50 them CVC      54 dad CVC       55 big CVC           56 when CVC
57 it’s VCC         64 will CVC        66 back CVC        67 from CCVC
69 him CVC        71 get CVC        72 just CVCC       77 got CVC
91 if VC               92 help CVCC    96 off VC            100 an VC.

All the rest should be sorted according to sound and taught as spelling alternatives of those sounds. For example, the words 'they', 'day', 'made' and 'make' can be taught as spelling alternatives of the sound /ae/: [ ey ], [ ay ], or [ a-e ].

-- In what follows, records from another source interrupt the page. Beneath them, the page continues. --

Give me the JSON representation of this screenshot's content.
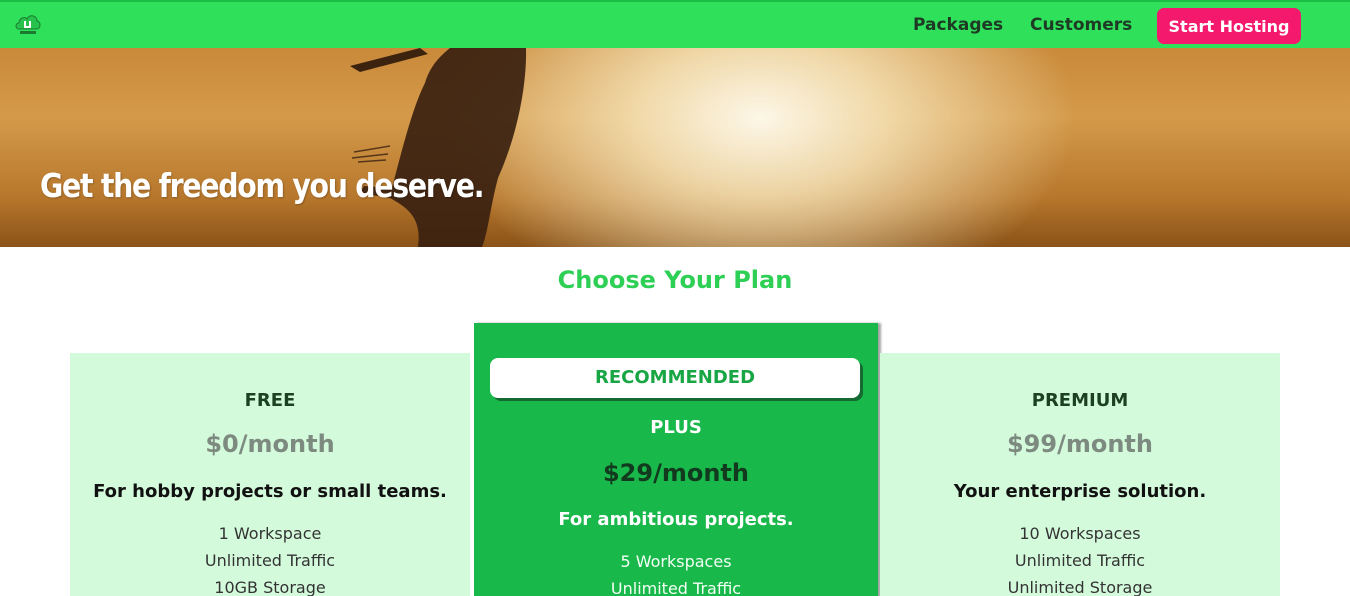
{
  "nav": {
    "links": [
      "Packages",
      "Customers"
    ],
    "cta_label": "Start Hosting",
    "logo_icon": "cloud-logo-icon",
    "colors": {
      "bar": "#2ee05a",
      "cta": "#f4196d"
    }
  },
  "hero": {
    "title": "Get the freedom you deserve."
  },
  "pricing": {
    "heading": "Choose Your Plan",
    "plans": [
      {
        "name": "FREE",
        "price": "$0/month",
        "description": "For hobby projects or small teams.",
        "features": [
          "1 Workspace",
          "Unlimited Traffic",
          "10GB Storage"
        ]
      },
      {
        "badge": "RECOMMENDED",
        "name": "PLUS",
        "price": "$29/month",
        "description": "For ambitious projects.",
        "features": [
          "5 Workspaces",
          "Unlimited Traffic"
        ]
      },
      {
        "name": "PREMIUM",
        "price": "$99/month",
        "description": "Your enterprise solution.",
        "features": [
          "10 Workspaces",
          "Unlimited Traffic",
          "Unlimited Storage"
        ]
      }
    ],
    "colors": {
      "card": "#d4fadc",
      "highlight": "#19b84a",
      "heading": "#2ecf55"
    }
  }
}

Why does this make sense? Because all children absorb the sounds of their own language naturally and teaching children anything they learn naturally, i.e. without having to be taught it, is a waste of time – theirs and the teacher’s. What children do need teaching is the writing script because no infant illiterate learns how the sounds of the language relate to the ways in which those sounds are spelled.

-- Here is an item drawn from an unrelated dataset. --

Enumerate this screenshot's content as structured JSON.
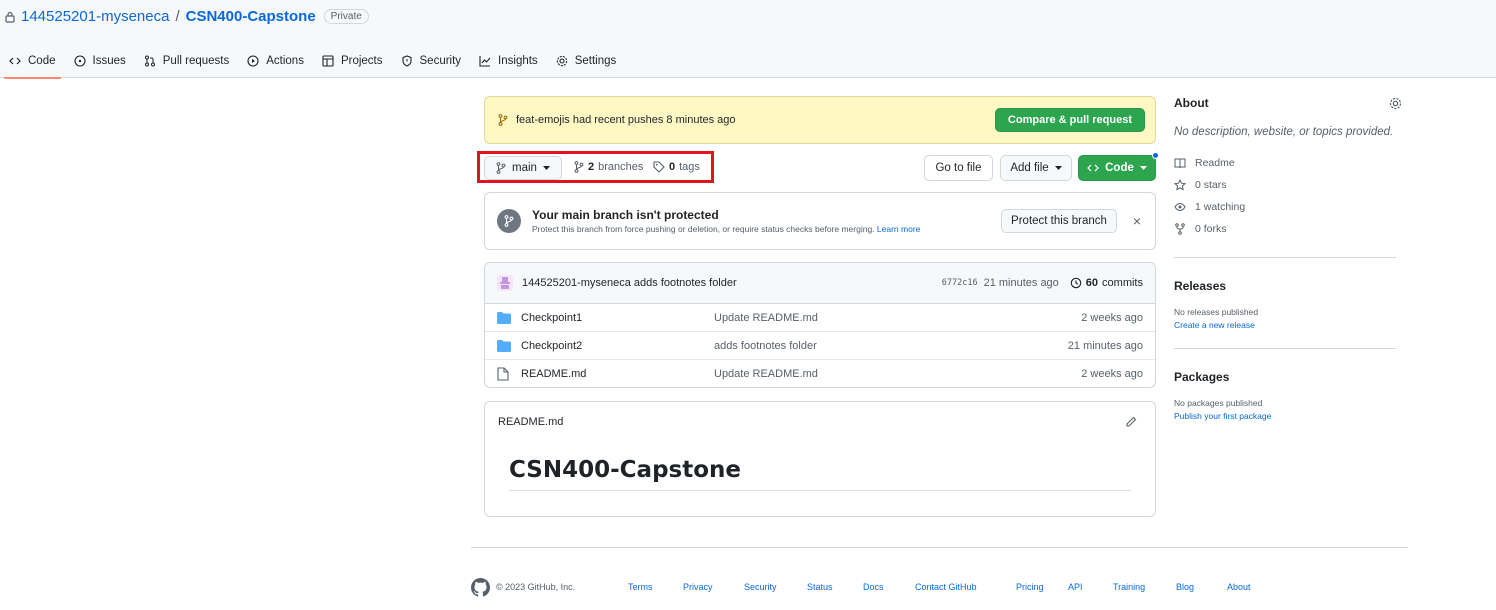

The only really difficult word to teach in this list is the word 'one', where, in modern pronunciation, it sounds like /w/ /o/ /n/. This word was once said as 'ane' and, while the way we say it has changed, the spelling remains similar. How should you teach it? It’s probably a good idea to teach it as a word pupils need to remember, because teaching the spelling [ o ] as two sounds /w/ and /o/ is probably more complicated, although children certainly don’t seem to have a problem recognising that the spelling [ x ] represent the sounds /k/ and /s/. Furthermore, 'Mr' and 'Mrs' are abbreviations and can be taught as indicated. 

Of course, it goes without saying that no high quality phonics programme will have the slightest difficulty in teaching any of the above words - or any words for that matter!